There’s been a constant debate regarding the creative industries in the UK, how much funding they require and how they should adapt. We’re going to have a look at the future of the creative industries, how they inspire future creatives and the impact they have on society.
In terms of economics, The Scotsman has highlighted Brexit as a major player in what happens to the creative industries. They mention that ‘touring and live events will be at risk because of the potential loss of technical talent from the EU, and is worth £127 billion to the UK every year.’ Brexit, by definition, will undoubtedly impact the way we interact with Europe and it still remains to be seen how much of a dent it will make in the funds made available to the creative industries. But the effect that it will have on tourism and the live events industry is huge, as ‘its growth is on a par with the digital sector we hear so much about.’

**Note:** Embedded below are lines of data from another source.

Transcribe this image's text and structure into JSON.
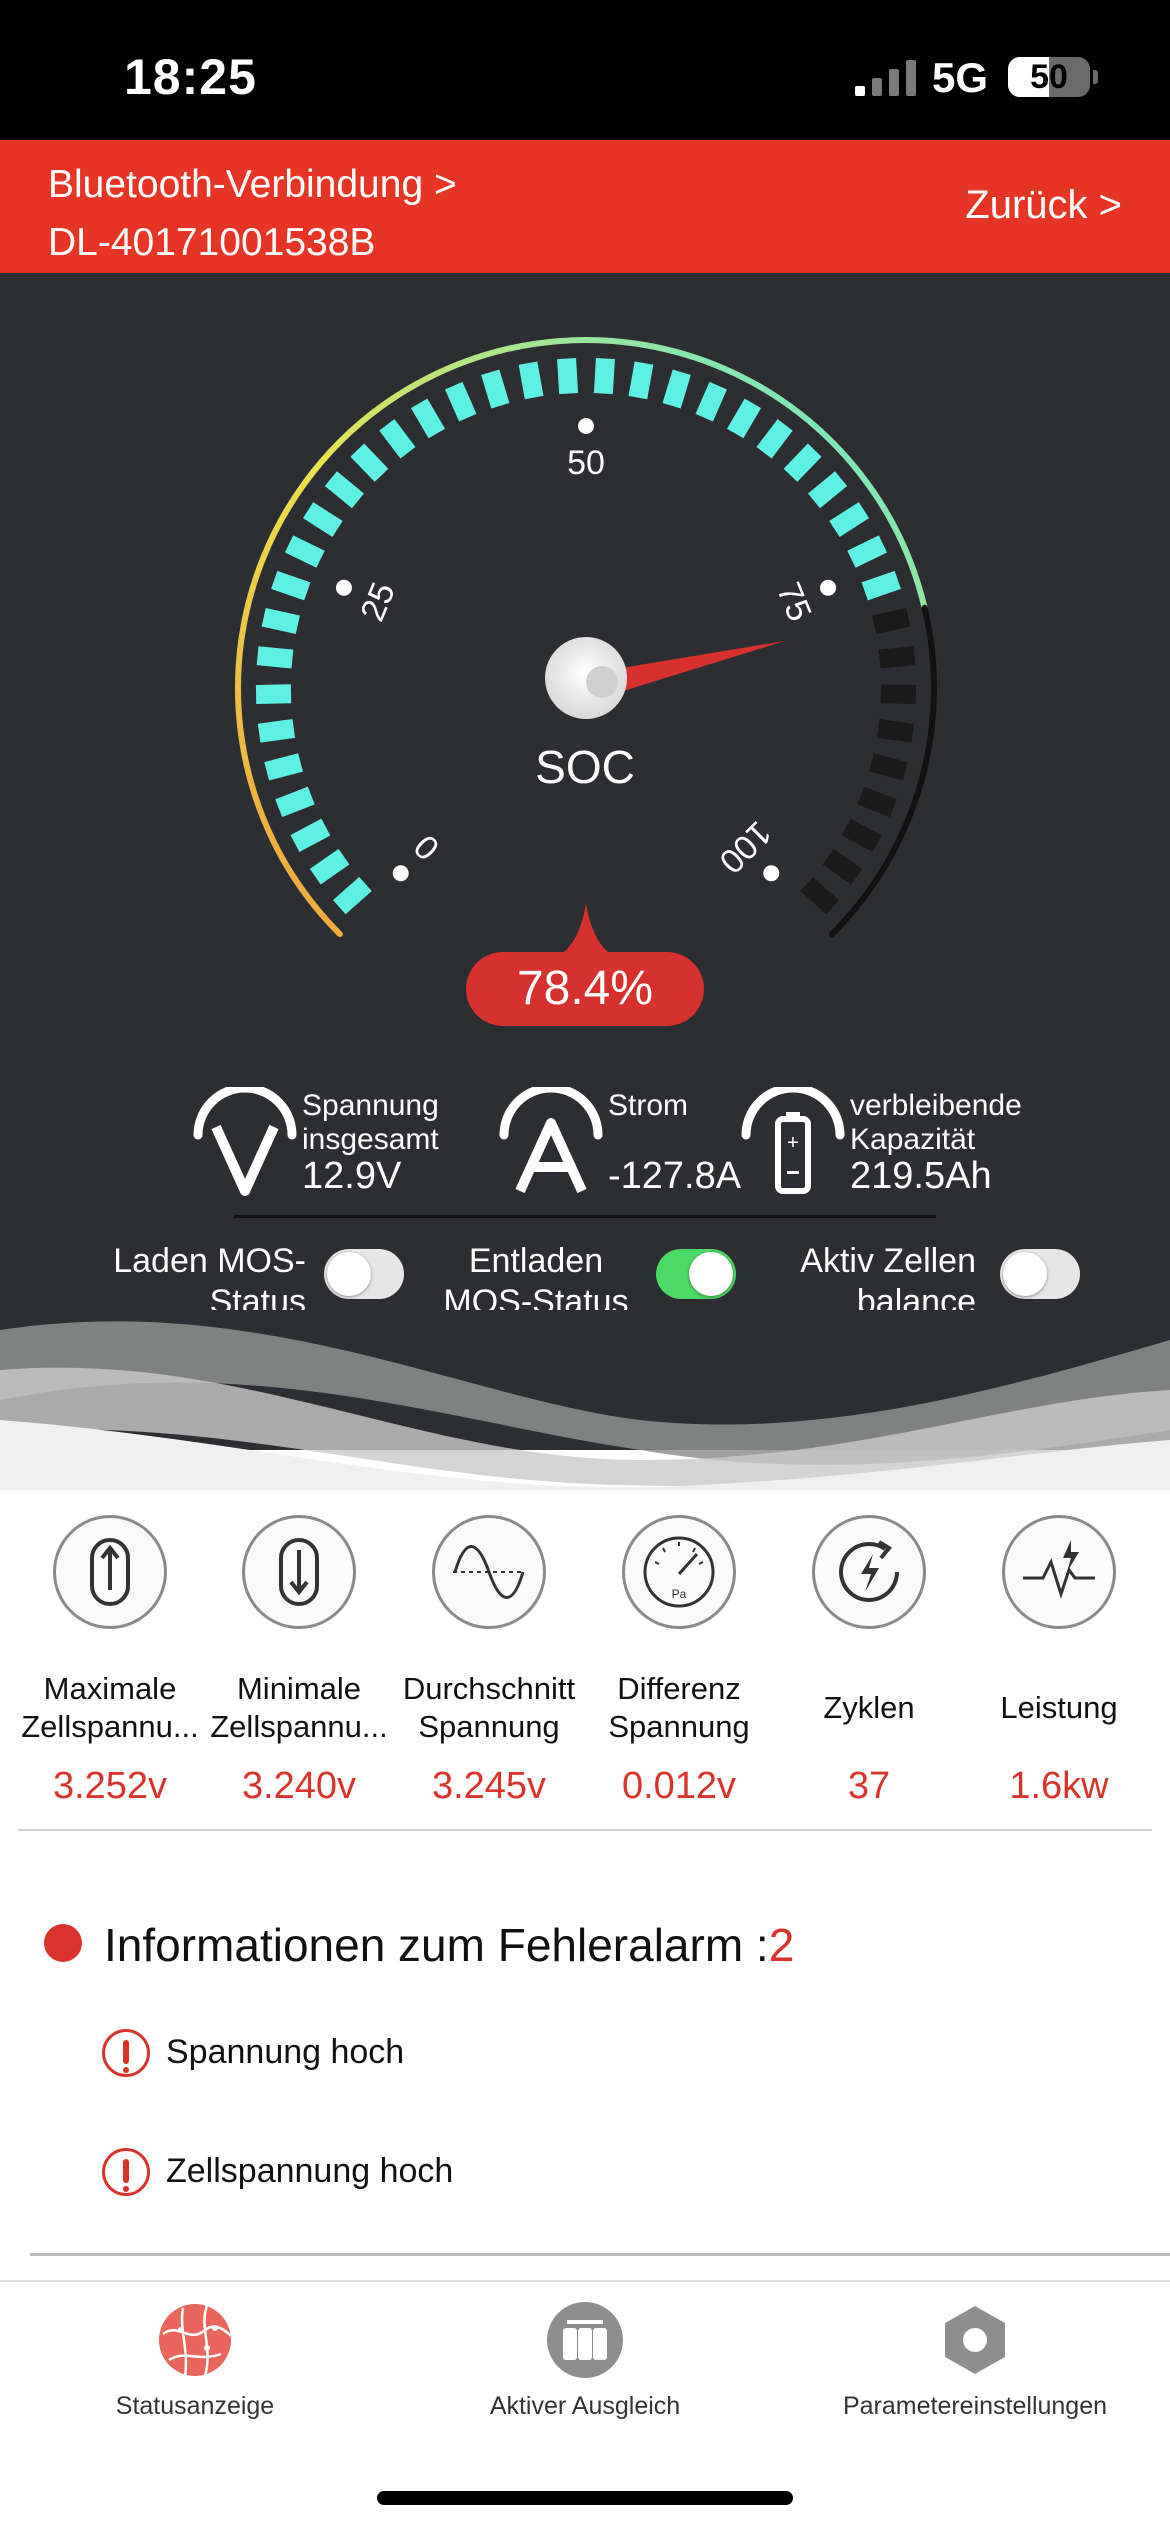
{
  "status_bar": {
    "time": "18:25",
    "network": "5G",
    "battery": "50",
    "battery_fraction": 0.5
  },
  "header": {
    "breadcrumb_line1": "Bluetooth-Verbindung >",
    "breadcrumb_line2": "DL-40171001538B",
    "back": "Zurück >"
  },
  "gauge": {
    "label": "SOC",
    "value_text": "78.4%",
    "value": 78.4,
    "ticks": [
      "0",
      "25",
      "50",
      "75",
      "100"
    ],
    "colors": {
      "active": "#5ef0e4",
      "inactive": "#1a1a1a",
      "needle": "#d6312c",
      "arc_low": "#f2a13a",
      "arc_mid": "#e9e34a",
      "arc_high": "#55e9df"
    }
  },
  "metrics": [
    {
      "label": "Spannung\ninsgesamt",
      "value": "12.9V",
      "icon": "voltage-icon"
    },
    {
      "label": "Strom",
      "value": "-127.8A",
      "icon": "current-icon"
    },
    {
      "label": "verbleibende\nKapazität",
      "value": "219.5Ah",
      "icon": "battery-capacity-icon"
    }
  ],
  "toggles": [
    {
      "label_line1": "Laden MOS-",
      "label_line2": "Status",
      "state": "off"
    },
    {
      "label_line1": "Entladen",
      "label_line2": "MOS-Status",
      "state": "on"
    },
    {
      "label_line1": "Aktiv Zellen",
      "label_line2": "balance",
      "state": "off"
    }
  ],
  "cells": [
    {
      "name": "Maximale Zellspannu...",
      "value": "3.252v",
      "icon": "max-cell-voltage-icon"
    },
    {
      "name": "Minimale Zellspannu...",
      "value": "3.240v",
      "icon": "min-cell-voltage-icon"
    },
    {
      "name": "Durchschnitt Spannung",
      "value": "3.245v",
      "icon": "sine-wave-icon"
    },
    {
      "name": "Differenz Spannung",
      "value": "0.012v",
      "icon": "pressure-gauge-icon"
    },
    {
      "name": "Zyklen",
      "value": "37",
      "icon": "cycle-icon"
    },
    {
      "name": "Leistung",
      "value": "1.6kw",
      "icon": "power-pulse-icon"
    }
  ],
  "alarm": {
    "title": "Informationen zum Fehleralarm :",
    "count": "2",
    "items": [
      "Spannung hoch",
      "Zellspannung hoch"
    ]
  },
  "tabs": [
    {
      "label": "Statusanzeige",
      "icon": "status-globe-icon",
      "active": true
    },
    {
      "label": "Aktiver Ausgleich",
      "icon": "balance-icon",
      "active": false
    },
    {
      "label": "Parametereinstellungen",
      "icon": "settings-hex-icon",
      "active": false
    }
  ]
}
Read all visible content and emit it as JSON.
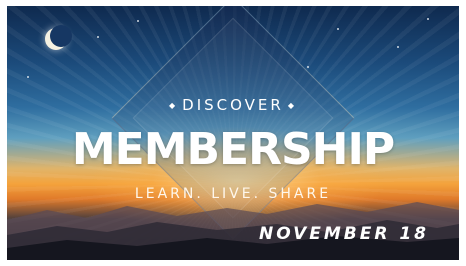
{
  "banner": {
    "kicker": "DISCOVER",
    "kicker_ornament": "◆",
    "title": "MEMBERSHIP",
    "tagline": "LEARN. LIVE. SHARE",
    "date": "NOVEMBER 18"
  },
  "colors": {
    "sky_top": "#0f2a4f",
    "sunset": "#f4a33c",
    "text": "#ffffff"
  }
}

In light of the news that more than £150 million will be invested to boost cultural and creative businesses across Britain, The Telegraph has reported there’s been a wave of positivity spreading across the creative landscape, with the discovery that there was a huge amount of positive tweets that ‘specifically welcomed the £33m for immersive technologies such as virtual and augmented reality.’

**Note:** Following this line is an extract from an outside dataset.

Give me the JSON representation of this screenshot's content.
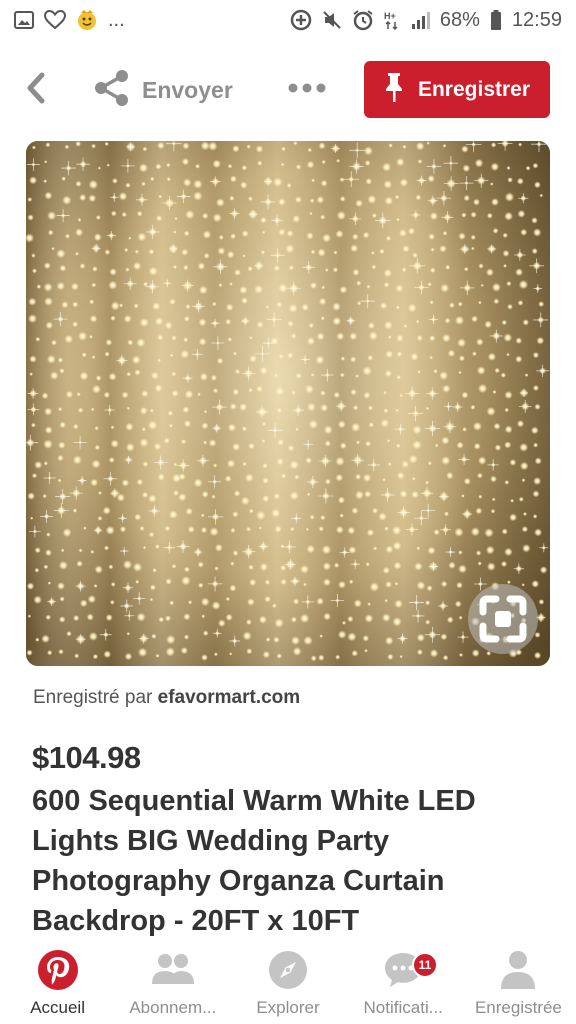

The above funding and positivity towards the industries will help usher in the next generation of creatives. VICE UK and their new ‘Film School’ initiative is a great example of a scheme that looks to provide a creative platform to build careers off of. They have partnered with Panasonic Lumix to create, as Little White Lies reports, ‘a stand-alone digital platform and resource hub, providing advice, behind-the-scenes insight, and how-to tips for every stage of the filmmaking process.’
This trust and backing of new creatives will ultimately bring through revolutionary ideas that could improve certain aspects of society. The News has reported on a new project by The University of Portsmouth that ‘brings together virtual reality, motion capture and audience participation, is helping to provide a greater understanding of dementia.’ They launched the project at the Creative XR Showcase, in London, where it was shown to industry partners, commissioners, investors and members of the public, which consequently earned them funding to build a prototype!
There seems to be a domino effect within the creative industries and it stems from the economic backing from the government. Hopefully this will be a widely discussed subject in the upcoming local elections, as the creative industries continue to justify why they’re so important.